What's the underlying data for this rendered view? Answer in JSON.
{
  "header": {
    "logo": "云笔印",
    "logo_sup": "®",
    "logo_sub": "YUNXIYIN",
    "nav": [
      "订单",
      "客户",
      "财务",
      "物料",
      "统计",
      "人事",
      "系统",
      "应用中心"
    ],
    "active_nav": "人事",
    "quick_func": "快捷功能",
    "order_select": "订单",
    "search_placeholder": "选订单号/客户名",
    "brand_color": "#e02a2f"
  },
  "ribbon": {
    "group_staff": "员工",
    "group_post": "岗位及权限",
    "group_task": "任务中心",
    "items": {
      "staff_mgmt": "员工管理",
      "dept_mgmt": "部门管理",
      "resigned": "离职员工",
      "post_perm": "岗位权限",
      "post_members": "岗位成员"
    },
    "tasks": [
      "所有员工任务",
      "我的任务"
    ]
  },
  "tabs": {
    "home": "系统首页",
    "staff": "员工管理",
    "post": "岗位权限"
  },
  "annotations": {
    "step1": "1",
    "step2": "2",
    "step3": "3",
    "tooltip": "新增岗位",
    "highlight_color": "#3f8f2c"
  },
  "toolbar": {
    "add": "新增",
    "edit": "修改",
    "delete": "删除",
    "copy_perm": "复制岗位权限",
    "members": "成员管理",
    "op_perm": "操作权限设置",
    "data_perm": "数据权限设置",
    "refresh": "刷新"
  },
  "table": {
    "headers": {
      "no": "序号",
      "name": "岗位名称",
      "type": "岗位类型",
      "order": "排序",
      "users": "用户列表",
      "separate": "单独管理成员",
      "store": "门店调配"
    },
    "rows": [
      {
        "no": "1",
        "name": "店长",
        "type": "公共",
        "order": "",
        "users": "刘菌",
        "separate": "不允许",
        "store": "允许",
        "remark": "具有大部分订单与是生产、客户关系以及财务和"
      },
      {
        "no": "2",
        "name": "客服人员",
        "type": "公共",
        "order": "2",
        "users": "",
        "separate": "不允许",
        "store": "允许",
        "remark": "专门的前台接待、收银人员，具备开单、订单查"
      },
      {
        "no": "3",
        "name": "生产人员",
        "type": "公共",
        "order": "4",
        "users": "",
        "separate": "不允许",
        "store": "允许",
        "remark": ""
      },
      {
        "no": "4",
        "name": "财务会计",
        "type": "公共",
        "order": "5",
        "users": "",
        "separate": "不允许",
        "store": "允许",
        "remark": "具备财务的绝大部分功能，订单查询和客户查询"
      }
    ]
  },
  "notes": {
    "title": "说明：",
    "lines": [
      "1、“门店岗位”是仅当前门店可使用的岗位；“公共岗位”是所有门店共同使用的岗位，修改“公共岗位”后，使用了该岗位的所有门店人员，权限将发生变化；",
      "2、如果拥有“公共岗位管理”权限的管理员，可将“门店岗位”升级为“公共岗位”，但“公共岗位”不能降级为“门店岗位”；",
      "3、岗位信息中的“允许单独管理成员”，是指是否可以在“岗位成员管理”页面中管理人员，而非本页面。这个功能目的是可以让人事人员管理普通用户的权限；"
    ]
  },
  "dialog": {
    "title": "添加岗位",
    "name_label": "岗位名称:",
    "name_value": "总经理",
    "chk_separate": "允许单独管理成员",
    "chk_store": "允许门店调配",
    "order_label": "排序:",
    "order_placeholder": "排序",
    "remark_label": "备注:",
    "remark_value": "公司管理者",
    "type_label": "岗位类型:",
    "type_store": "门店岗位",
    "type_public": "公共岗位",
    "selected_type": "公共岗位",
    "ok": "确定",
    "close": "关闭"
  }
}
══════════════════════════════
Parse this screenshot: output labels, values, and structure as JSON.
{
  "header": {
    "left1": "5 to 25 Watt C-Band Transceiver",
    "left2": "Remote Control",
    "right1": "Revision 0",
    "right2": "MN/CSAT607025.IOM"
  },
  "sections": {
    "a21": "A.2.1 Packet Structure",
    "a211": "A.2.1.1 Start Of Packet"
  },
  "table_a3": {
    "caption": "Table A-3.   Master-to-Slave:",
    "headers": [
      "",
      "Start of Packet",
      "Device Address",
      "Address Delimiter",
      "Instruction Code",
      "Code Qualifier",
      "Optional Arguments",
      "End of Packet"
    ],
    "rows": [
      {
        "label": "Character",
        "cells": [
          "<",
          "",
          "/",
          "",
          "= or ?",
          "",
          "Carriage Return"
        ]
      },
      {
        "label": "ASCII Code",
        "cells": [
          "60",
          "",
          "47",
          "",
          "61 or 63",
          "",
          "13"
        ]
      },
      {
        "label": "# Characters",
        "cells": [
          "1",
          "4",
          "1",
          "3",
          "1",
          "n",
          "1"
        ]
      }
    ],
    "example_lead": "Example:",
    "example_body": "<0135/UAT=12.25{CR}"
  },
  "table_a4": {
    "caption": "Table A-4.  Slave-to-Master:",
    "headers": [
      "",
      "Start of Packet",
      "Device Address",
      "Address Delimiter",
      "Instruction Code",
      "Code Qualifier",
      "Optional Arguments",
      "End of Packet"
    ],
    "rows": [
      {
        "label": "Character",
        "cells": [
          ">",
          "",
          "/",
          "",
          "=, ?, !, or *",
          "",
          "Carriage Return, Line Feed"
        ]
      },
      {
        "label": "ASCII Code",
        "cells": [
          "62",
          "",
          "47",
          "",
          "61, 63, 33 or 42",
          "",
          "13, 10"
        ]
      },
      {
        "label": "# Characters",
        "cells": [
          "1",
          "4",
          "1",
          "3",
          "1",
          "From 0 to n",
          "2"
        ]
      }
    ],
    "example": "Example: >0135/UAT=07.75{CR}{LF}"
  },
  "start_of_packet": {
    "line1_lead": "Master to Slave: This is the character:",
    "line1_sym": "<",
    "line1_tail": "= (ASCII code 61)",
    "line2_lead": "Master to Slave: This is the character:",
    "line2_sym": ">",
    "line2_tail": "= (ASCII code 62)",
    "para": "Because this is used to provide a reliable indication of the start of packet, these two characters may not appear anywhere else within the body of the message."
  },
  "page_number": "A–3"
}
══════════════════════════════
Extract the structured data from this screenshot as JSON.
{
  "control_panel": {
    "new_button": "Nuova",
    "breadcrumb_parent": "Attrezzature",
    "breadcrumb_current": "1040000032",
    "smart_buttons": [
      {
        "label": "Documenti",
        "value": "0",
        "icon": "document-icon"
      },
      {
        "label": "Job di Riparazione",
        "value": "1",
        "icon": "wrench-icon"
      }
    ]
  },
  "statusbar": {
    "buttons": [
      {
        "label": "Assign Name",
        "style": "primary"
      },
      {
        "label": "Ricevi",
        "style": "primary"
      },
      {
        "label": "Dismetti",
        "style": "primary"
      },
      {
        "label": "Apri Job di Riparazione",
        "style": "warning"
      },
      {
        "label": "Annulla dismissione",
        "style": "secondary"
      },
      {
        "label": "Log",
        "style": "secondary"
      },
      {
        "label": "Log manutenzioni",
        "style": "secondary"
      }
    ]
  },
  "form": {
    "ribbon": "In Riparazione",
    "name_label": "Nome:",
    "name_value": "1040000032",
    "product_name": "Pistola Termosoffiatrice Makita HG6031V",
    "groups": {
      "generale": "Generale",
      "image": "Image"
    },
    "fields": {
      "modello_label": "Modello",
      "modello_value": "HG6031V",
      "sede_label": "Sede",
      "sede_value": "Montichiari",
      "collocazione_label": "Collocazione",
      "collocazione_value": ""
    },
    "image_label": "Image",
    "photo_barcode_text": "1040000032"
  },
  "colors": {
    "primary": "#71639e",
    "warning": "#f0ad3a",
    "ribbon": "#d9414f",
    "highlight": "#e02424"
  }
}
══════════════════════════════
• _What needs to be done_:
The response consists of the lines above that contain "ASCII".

• _Result of the task_:
        "label": "ASCII Code",
        "label": "ASCII Code",
    "line1_tail": "= (ASCII code 61)",
    "line2_tail": "= (ASCII code 62)",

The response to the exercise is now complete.